WHAT THIS TASK INVOLVES = Print each entry exactly, all the way through.

App and web page records
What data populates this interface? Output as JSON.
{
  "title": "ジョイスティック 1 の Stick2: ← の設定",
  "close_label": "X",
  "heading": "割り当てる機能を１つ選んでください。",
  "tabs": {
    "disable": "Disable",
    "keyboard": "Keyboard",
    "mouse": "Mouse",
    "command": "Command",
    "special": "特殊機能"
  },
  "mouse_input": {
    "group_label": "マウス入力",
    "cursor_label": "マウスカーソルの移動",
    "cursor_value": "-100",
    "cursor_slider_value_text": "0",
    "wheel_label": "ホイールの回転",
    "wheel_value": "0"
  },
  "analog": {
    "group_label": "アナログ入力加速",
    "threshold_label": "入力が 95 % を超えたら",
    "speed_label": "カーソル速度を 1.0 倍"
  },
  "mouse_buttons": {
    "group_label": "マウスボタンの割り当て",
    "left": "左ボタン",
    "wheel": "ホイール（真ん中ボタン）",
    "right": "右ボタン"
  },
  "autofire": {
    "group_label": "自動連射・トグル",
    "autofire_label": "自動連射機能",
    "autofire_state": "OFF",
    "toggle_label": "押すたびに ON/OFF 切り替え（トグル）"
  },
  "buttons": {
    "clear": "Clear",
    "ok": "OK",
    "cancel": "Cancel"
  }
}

EXERCISE ANSWER =
What data populates this interface? Output as JSON.
{
  "title": "ジョイスティック 1 の Stick2: ← の設定",
  "close_label": "X",
  "heading": "割り当てる機能を１つ選んでください。",
  "tabs": {
    "disable": "Disable",
    "keyboard": "Keyboard",
    "mouse": "Mouse",
    "command": "Command",
    "special": "特殊機能"
  },
  "mouse_input": {
    "group_label": "マウス入力",
    "cursor_label": "マウスカーソルの移動",
    "cursor_value": "-100",
    "cursor_slider_value_text": "0",
    "wheel_label": "ホイールの回転",
    "wheel_value": "0"
  },
  "analog": {
    "group_label": "アナログ入力加速",
    "threshold_label": "入力が 95 % を超えたら",
    "speed_label": "カーソル速度を 1.0 倍"
  },
  "mouse_buttons": {
    "group_label": "マウスボタンの割り当て",
    "left": "左ボタン",
    "wheel": "ホイール（真ん中ボタン）",
    "right": "右ボタン"
  },
  "autofire": {
    "group_label": "自動連射・トグル",
    "autofire_label": "自動連射機能",
    "autofire_state": "OFF",
    "toggle_label": "押すたびに ON/OFF 切り替え（トグル）"
  },
  "buttons": {
    "clear": "Clear",
    "ok": "OK",
    "cancel": "Cancel"
  }
}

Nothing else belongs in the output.